Amnesia: The Dark Descent Preview
Making players walk the line between caution and courage works well enough for a time, but sooner or later things do start to plateau for Amnesia
– when you’ve survived a few encounters without worry then you start to recognise that The Dark Descent
isn’t quite as intimidating as it appears.
The three main resources that you rely on – tinderboxes for sparking static lights throughout the levels, oil for your lantern and oddly incongruous ‘sanity potions’ to repair your psyche – can be found in over-abundance once you know where to look, removing much of the challenge. Frictional have countered this by putting caps on how much of each that you can carry, but in truth this feels a like an obvious and out-of-place videogame conceit that we’d rather do without. If there’s room in my inventory to carry at least twenty items then why am I limited to holding five sanity potions at once?
And what’s in a sanity potion anyway? Seriously – we could probably use them on deadline days before the magazine
goes on sale…
Write it down, so you don't forget!
Other chinks in the armour start to appear the further you advance too, such as levels starting to run together indistinguishably thanks to a lack of environmental variety, which is exactly what you don’t want in a game about exploration. Lack lustre voice acting is the other major problem and, though it’s understandable given the indie origins of Amnesia
, it still detracts from an experience which otherwise appears to have high production values.
Frictional has used an updated version of the same engine used for the Penumbra
games, which still looks great even a few years on. Textures are crisp and detailed and, most stunning of all, levels are fully interactive thanks to Frictional’s clever physics system and input method that literally lets you reach out and touch items in the game world.
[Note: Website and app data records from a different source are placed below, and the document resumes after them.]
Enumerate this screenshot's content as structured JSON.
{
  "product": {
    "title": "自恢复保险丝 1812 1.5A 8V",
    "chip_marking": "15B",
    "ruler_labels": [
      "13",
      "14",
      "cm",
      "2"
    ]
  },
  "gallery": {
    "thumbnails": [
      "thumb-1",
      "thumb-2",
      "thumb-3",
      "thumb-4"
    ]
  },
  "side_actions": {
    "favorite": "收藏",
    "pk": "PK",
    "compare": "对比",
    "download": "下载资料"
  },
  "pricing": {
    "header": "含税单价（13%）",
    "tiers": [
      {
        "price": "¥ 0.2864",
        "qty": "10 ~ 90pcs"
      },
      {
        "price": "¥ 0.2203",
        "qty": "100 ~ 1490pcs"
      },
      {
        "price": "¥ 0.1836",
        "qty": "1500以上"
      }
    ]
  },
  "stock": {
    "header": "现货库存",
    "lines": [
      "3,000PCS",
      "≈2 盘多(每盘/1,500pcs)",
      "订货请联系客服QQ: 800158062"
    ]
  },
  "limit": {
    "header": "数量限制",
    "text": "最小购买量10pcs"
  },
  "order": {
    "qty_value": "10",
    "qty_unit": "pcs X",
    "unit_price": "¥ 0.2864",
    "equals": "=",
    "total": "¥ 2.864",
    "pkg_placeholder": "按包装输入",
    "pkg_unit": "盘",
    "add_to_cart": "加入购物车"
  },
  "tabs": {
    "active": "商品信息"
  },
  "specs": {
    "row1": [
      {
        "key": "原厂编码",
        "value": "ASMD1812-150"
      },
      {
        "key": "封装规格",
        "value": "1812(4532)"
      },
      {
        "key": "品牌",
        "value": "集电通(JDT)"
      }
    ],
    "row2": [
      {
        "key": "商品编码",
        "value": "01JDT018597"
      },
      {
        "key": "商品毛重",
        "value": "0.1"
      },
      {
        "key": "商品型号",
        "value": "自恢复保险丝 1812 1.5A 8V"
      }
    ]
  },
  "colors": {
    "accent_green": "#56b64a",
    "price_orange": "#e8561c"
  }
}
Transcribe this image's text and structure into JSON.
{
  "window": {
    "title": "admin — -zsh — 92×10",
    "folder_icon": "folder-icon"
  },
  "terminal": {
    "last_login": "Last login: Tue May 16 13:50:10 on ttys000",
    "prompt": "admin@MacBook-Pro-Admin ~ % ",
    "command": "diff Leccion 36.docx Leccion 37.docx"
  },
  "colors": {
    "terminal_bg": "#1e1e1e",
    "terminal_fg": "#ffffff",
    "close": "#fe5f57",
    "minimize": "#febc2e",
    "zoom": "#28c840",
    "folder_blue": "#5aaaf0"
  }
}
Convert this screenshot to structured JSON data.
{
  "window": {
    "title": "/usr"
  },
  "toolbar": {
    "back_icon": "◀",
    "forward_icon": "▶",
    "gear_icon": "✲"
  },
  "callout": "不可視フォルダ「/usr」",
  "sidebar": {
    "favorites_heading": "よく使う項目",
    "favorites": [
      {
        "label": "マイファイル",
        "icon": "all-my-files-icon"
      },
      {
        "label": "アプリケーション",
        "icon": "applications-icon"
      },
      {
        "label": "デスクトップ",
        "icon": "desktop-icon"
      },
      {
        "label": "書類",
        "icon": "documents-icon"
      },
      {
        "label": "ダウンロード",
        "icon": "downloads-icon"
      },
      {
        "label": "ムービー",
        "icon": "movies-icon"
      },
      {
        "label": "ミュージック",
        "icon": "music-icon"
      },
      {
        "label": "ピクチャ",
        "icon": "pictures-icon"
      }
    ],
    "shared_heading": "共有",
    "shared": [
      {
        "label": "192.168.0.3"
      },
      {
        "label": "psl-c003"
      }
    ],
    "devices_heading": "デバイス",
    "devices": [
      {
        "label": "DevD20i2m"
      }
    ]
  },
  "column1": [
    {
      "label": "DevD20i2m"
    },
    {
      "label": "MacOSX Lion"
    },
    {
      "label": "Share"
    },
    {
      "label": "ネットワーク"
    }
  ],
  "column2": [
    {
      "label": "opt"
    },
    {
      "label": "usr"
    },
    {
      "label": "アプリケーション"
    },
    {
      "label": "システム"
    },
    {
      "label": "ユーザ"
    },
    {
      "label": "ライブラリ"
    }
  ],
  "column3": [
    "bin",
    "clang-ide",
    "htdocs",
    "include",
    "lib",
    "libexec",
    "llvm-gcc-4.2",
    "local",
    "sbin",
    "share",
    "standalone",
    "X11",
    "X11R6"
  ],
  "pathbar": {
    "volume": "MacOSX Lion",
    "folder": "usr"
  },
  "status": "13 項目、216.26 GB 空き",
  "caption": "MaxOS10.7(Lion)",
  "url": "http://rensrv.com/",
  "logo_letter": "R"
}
If you want to open a chest or cupboard then you’ll need to actually reach out with your cursor, click and drag the lid how you want it. Most of the puzzles in the preview build we got to play were based around manipulating the environment in this way, whether clearing doorways or turning cranks.
All of this will be old-hat to anyone who’s played any of Frictional Games’ earlier games (and if you haven’t then we recommend trying a demo
, as it’s best experienced first hand), but it’s the matter of piecing the story together which forms the main draw of Amnesia
. Frankly, we’re anxious to get our hands on the full game just so we can get to the bottom of the mystery and find out for sure who the player character is, why he’s lost his memory and why he’s been tasked with murdering a man hidden in the castle.
Oh, make me a Pina Colada while you're at it?
Just beneath the surface though, we do have a few tentative worries about Amnesia
. We’ve said it doesn’t do anything wholly new or interesting compared to Frictional’s previous games and that’s fine from what we’ve seen so far as Amnesia
is still scary and compelling, save for a few balancing and pacing issues. That sentiment is based only on the section we’ve seen though and our worry is that it could become a more pressing issue if Amnesia
runs on too long or fails to introduce any later changes. We’d hate to think we’ve seen everything in just the preview.
Still, much of that worrying is speculative and the reality is that, from what we have seen, Amnesia
is shaping to be a genuinely scary and intriguing first-person adventure. It may have some rough corners that need to be polished off and the puzzles may be of a fairly illogical nature (making your own acid to burn through obstacles of strange, gooey flesh, rather than just burning through with plentiful fire, for example), but Amnesia
is definitely a game we’re looking forward to playing in full. If we remember.
Amnesia: The Dark Descent is being developed for PC by Frictional Games and will be released in August 2010.